This book by Jewish editors and authors was published at the end of last year. The two main editors are Amy-Jill Levine and Marc Zvi Brettler. In addition to the notes, there is a collection of thirty brief essays at the end on various topics. I will be posting my comments on Amazon and Barnes & Noble, but I also print it here:
This isn’t a review exactly. I just want to focus on one problem that this book is symptomatic of.
The best parts of ancient Jewish culture are missing from it: the love of storytelling, shared memories of the recent past, and the fight for constitutional government, justice, and peace. Pharisaic/rabbinic culture accomplished some great things that Jesus fully participated in, including oral Torah. The editors give us almost none of it.
It is not enough to tell us what Judaism was not (not legalistic, not ritualistic, etc.), which this book does very well. You have to tell us what Judaism was in its heart of hearts. The editors and authors do not capture the vibrancy and thrill of creating something new that Pharisees and rabbis explored to the hilt, and their incredible devotion to constitutional government.

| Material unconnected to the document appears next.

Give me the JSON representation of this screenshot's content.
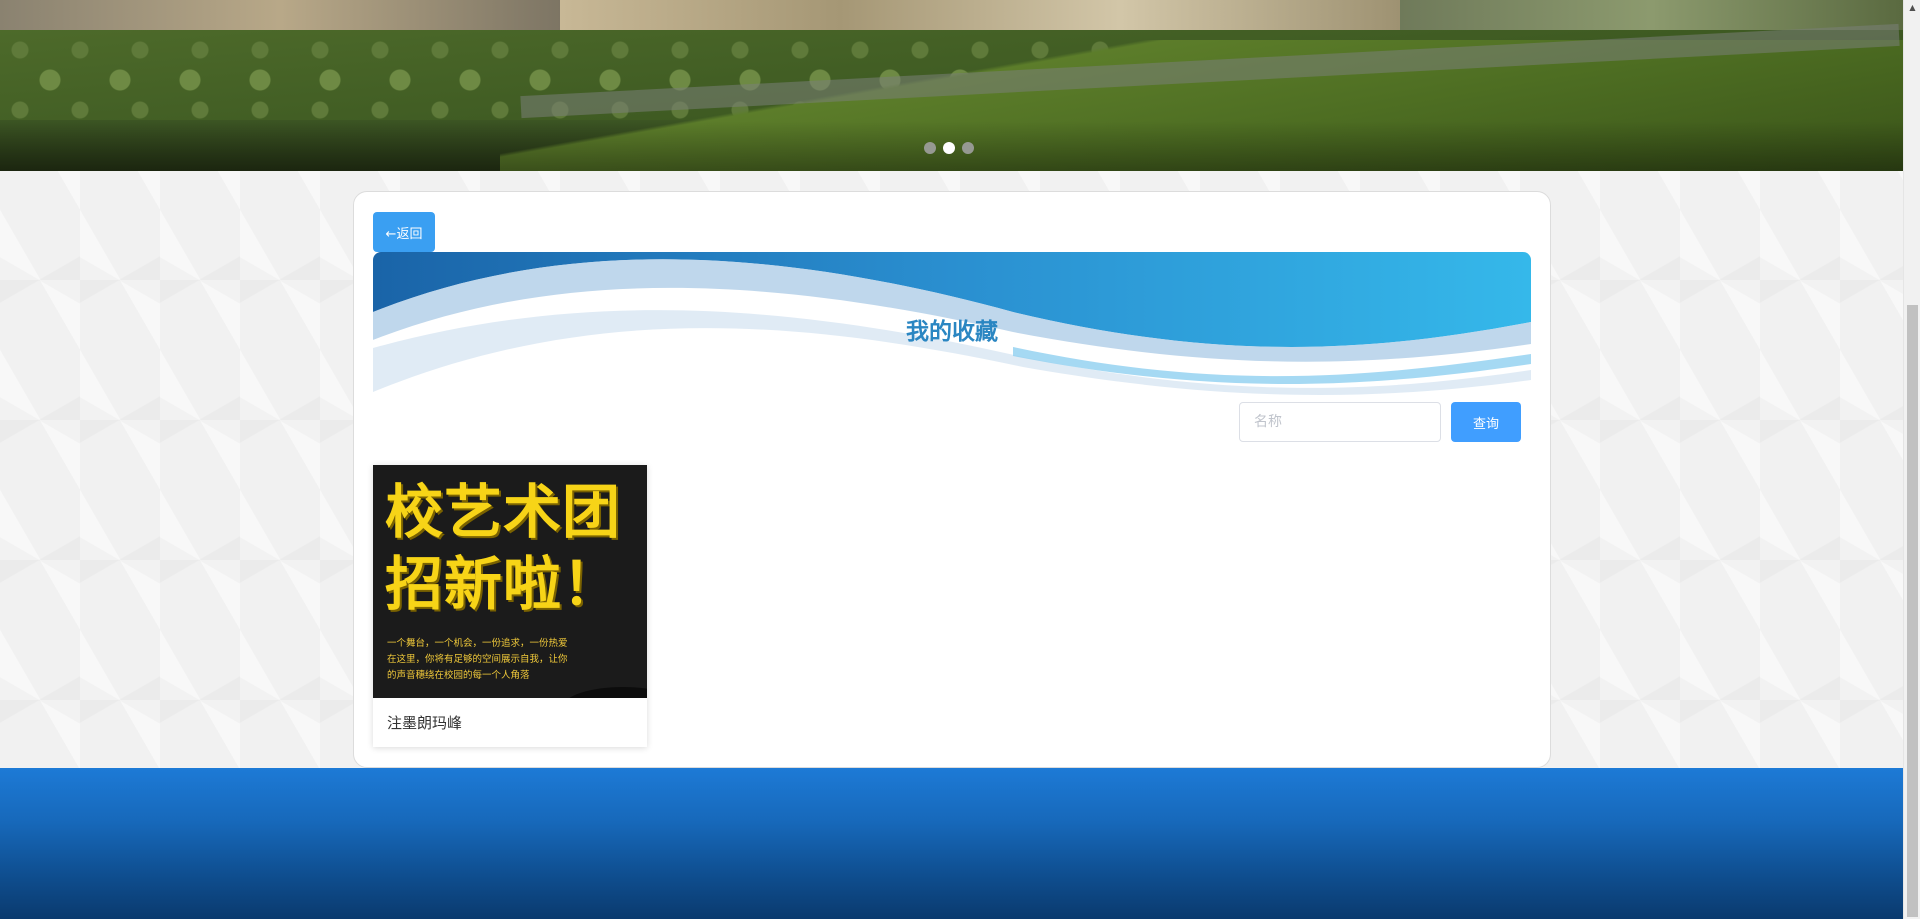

Presumably one of the editors’ goals is to get more Jews interested in the NT. Jews have never taken an interest for reasons that are complicated. Just one: There is no book of NT scholarship from which you will walk away with a strong positive feeling about ancient Jewish culture. This book is no exception. Why should Jews involve themselves in a subject that incorrectly teaches them that ancient Jews were primarily tribal and ritualistic and, for inexplicable reasons, were easily antagonized by a Rabbi Jesus/Joshua? There is some effort here to correct some misconceptions about ancient Judaism, but it is way too little, and the editors never challenge the traditional story of Jesus’ death which promotes these misconceptions.
At a bare minimum, a book that claims to be a Jewish – never mind Jewish, how about historically accurate – annotated version of the NT should contain: 1) a discussion of the abundant rabbinic parallels to virtually every saying and parable of Jesus; the editors do point out some of this, but miss opportunity after opportunity to explore the richness of Jesus’ Pharisaic way of thinking; e.g., they completely overlook Jesus’ many allusions to chutzpah (an Aramaic word); and 2) the many places in the Gospels where Jesus refers to sayings and deeds of recent Jewish figures, such as Hillel, Honi, and Shimon ben Shetach, because Jesus and his audience shared these memories; this book misses every one.

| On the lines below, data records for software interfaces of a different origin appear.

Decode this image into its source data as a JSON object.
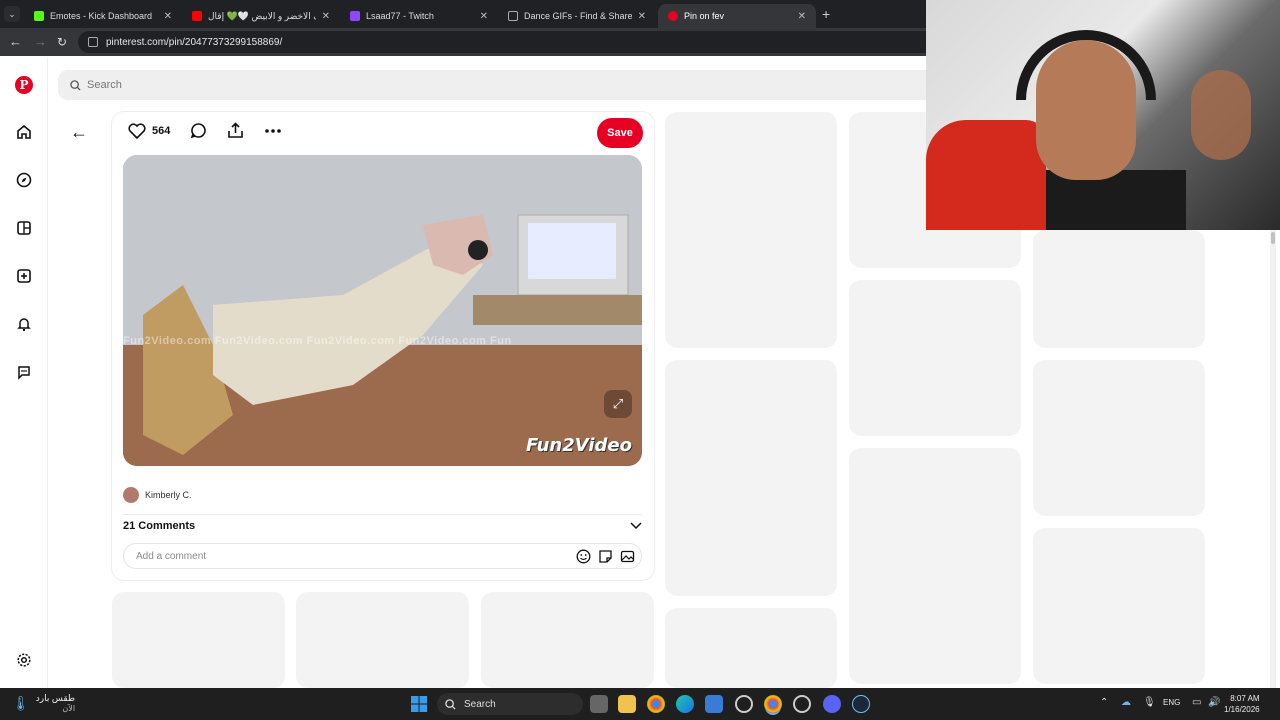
{
  "browser": {
    "tabs": [
      {
        "label": "Emotes - Kick Dashboard",
        "icon": "kick-icon",
        "color": "#53fc18"
      },
      {
        "label": "زقرف الاخضر و الابيض 🤍💚 إقال",
        "icon": "youtube-icon",
        "color": "#ff0000"
      },
      {
        "label": "Lsaad77 - Twitch",
        "icon": "twitch-icon",
        "color": "#9146ff"
      },
      {
        "label": "Dance GIFs - Find & Share on G",
        "icon": "giphy-icon",
        "color": "#8a8a8a"
      },
      {
        "label": "Pin on fev",
        "icon": "pinterest-icon",
        "color": "#e60023"
      }
    ],
    "url": "pinterest.com/pin/20477373299158869/"
  },
  "pinterest": {
    "search_placeholder": "Search",
    "rail_icons": [
      "home-icon",
      "explore-icon",
      "boards-icon",
      "create-icon",
      "notifications-icon",
      "messages-icon",
      "settings-icon"
    ],
    "pin": {
      "like_count": "564",
      "save_label": "Save",
      "watermark_text": "Fun2Video.com   Fun2Video.com   Fun2Video.com   Fun2Video.com   Fun",
      "watermark_logo": "Fun2Video",
      "author": "Kimberly C.",
      "comments_header": "21 Comments",
      "comment_placeholder": "Add a comment"
    }
  },
  "taskbar": {
    "weather_line1": "طقس بارد",
    "weather_line2": "الآن",
    "search_label": "Search",
    "lang": "ENG",
    "time": "8:07 AM",
    "date": "1/16/2026"
  }
}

An example of one good thing they point out but inadequately: In a few places (2,14, 130, 137, 505), they note Jesus’ use of the qal va-homer argument, which they explain too briefly. It does not vibrate with any great meaning. We never learn why Jesus and the Pharisees loved this form of argument so much.
The worst part of the book is this: the editors reinforce the false and stereotyped image of Jewish leaders working with Rome to suppress Jewish troublemakers. They do next to nothing to question the traditional story of Jesus’ death at the instigation of Jewish leaders and the allegation of Judas’ betrayal (based on highly ambiguous evidence). All this is Christian theology, not Jewish history.
One of the authors acknowledges some of the evidence in Josephus that contradicts the traditional image of Pilate, but there is no acknowledgment of the evidence in Josephus that demonstrates Jewish leaders would never have helped Rome arrest and prosecute a Jew, or the Gospel evidence that exonerates Jewish leaders. The editors once mention ‘paradidomi’, the Greek word used to describe Judas’ deed and a very ambiguous word whose primary meaning is certainly not betray, at 1 Cor 11:23 where Paul uses it twice, but never tell their readers that the Gospels use the same word. Nor do they disclose that Judas’ supposed betrayal rests entirely on equivocal evidence.
So what makes this book Jewish? Any group of Christian scholars could have written it. The problem with NT scholarship is that there is no dialogue, no debate, no academic freedom. Only one point of view is allowed. There has been good work on matters of the historical Jesus, notably by Haim Cohn, William Klassen, and Richard Husband, not to mention my own work (which I won’t mention, oh did I just mention it, so sorry). But their views have been disappeared from the world of scholarship. A long time ago, I thought a Jewish annotated NT would be a great idea. This book isn’t it. We’re hundreds of years away from it.